  • Value & Collectibility: The value of decorative art is often driven by its historical significance, aesthetic appeal, and rarity. It is cherished by collectors for its beauty and cultural heritage.
  • Artistic Expression vs. Craftsmanship: Decorative art places a premium on craftsmanship and precision, preserving cultural traditions and enhancing functional objects.

Fine Art:

  • Purpose & Perception: Fine art is driven by artistic expression, conceptual exploration, and emotional resonance. It challenges conventions, encourages thought, and reflects the artist’s inner world.
  • Materials & Methods: Fine artists embrace creativity, using a wide range of materials and techniques to convey complex concepts and emotions. Mastery of the medium and artistic vision are paramount.
  • Value & Collectibility: Fine art often carries the potential for significant financial gains, with the value influenced by factors like artist reputation, historical significance, and cultural impact.
  • Artistic Expression vs. Craftsmanship: Fine art champions boundless creativity, pushing the boundaries of traditional techniques, and inviting viewers to engage on a deeper, emotional level.

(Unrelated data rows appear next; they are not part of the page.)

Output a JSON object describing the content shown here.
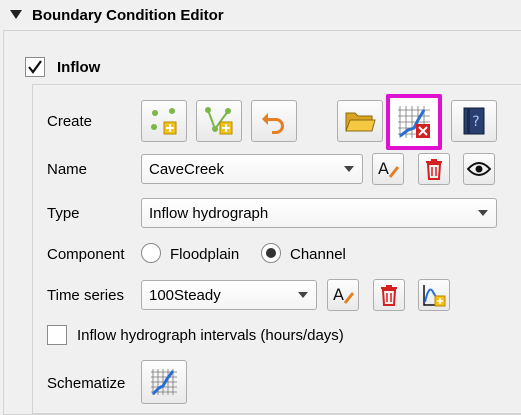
{
  "panel": {
    "title": "Boundary Condition Editor"
  },
  "inflow": {
    "label": "Inflow",
    "checked": true
  },
  "create": {
    "label": "Create"
  },
  "name": {
    "label": "Name",
    "value": "CaveCreek"
  },
  "type": {
    "label": "Type",
    "value": "Inflow hydrograph"
  },
  "component": {
    "label": "Component",
    "floodplain_label": "Floodplain",
    "channel_label": "Channel",
    "selected": "Channel"
  },
  "time_series": {
    "label": "Time series",
    "value": "100Steady"
  },
  "intervals": {
    "label": "Inflow hydrograph intervals (hours/days)",
    "checked": false
  },
  "schematize": {
    "label": "Schematize"
  },
  "colors": {
    "highlight": "#e010d0",
    "delete_red": "#d42020",
    "line_blue": "#2a6fd6"
  }
}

While these distinctions provide a framework for understanding decorative and fine art, it’s important to acknowledge the dynamic nature of the art world. Contemporary artists continually challenge these boundaries, blurring the lines between the two realms and inviting us to reconsider our definitions.

In the end, whether you find yourself drawn to the elegance of decorative art or the thought-provoking world of fine art, both contribute to the rich tapestry of human creativity. Your appreciation and exploration of these diverse forms of artistic expression can be a deeply fulfilling and enriching journey, guided by your unique tastes and passions.